Wendigo is a monstrous being from several Native American tribes to the north of the USA and Canada. This creature is a parasitic spirit, infecting humans and causing them to commit cannibalism in order for the Wendigo to absorb the power of the man eaten.
As a result of the folklore and also the tale of Kronos devouring his children, I decided to create the sketch influenced by Goya's "Saturn Devouring His Son" painting. It seemed very fitting!
Taking the base colour of the original Cursed Windeku artwork, I adapted a palette of both warm and cool colours. Purple is fascinating in this regard. If you get the right shade of it, it could be perceived and indeed used as both warm and cool at once. Otherwise, you can just play with reddish purples and blue-ish purples to get the balance.
The palette is in reserve for this step, but it's good to figure it out first thing before you start painting so that there isn't a sudden arrest to the creative process, a loss of momentum if you will. Nothing as frustrating as not being able to just keep going. But before I laid in those extra colours, I needed to bring out the body's definition using shadows.
Then it was time to play out the lighting. I went with the fail-safe slightly off top-down lighting direction because it's great for that classic dramatic feel and puts in a suggestion of the painting taking place where there is no natural light. I used an orange hard-light outer glow effect on the layer to make the light blend better with the skin and to cause the suggestion of curvature on the body.
When the lighting was done, and I erased where the light was blocked, I brushed in various hues of purple and blue using a soft airbrush.

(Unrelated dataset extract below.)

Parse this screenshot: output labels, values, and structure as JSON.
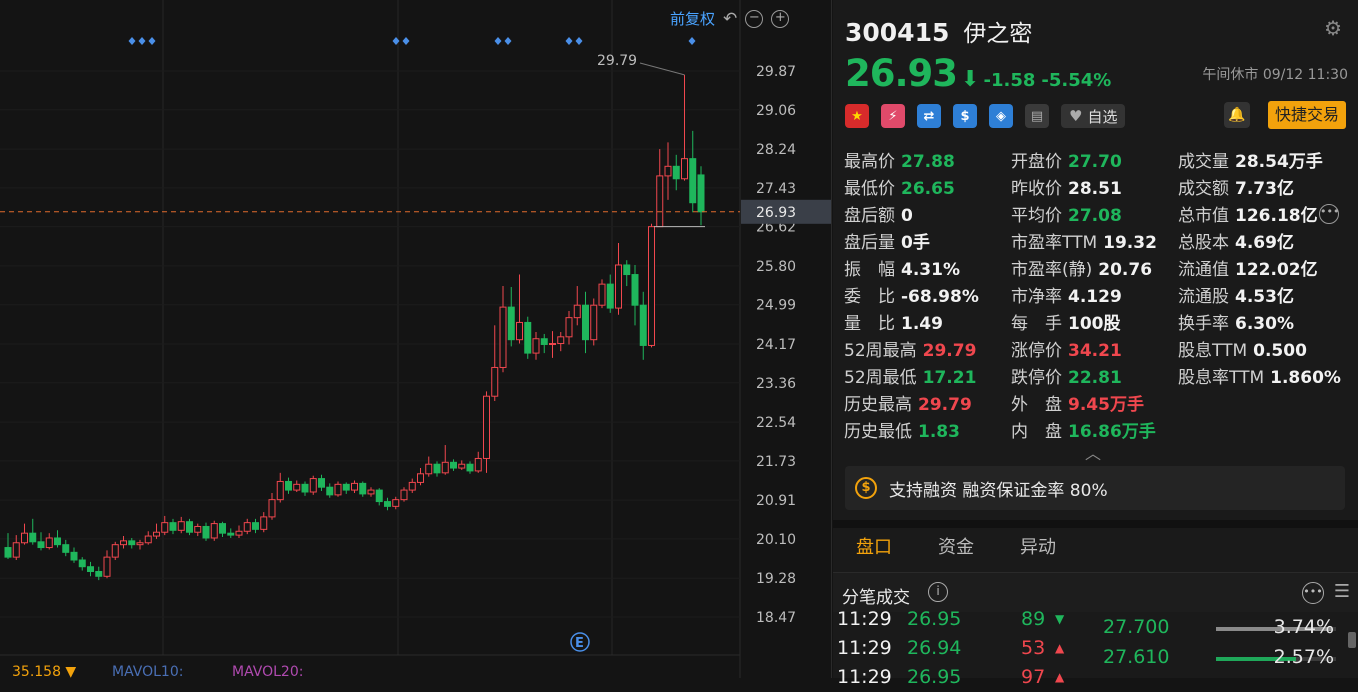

Also, on a seperate layer with low opacity, I brushed in some green. And don't forget reflective lighting, which I put in with magenta! It really brings a piece together.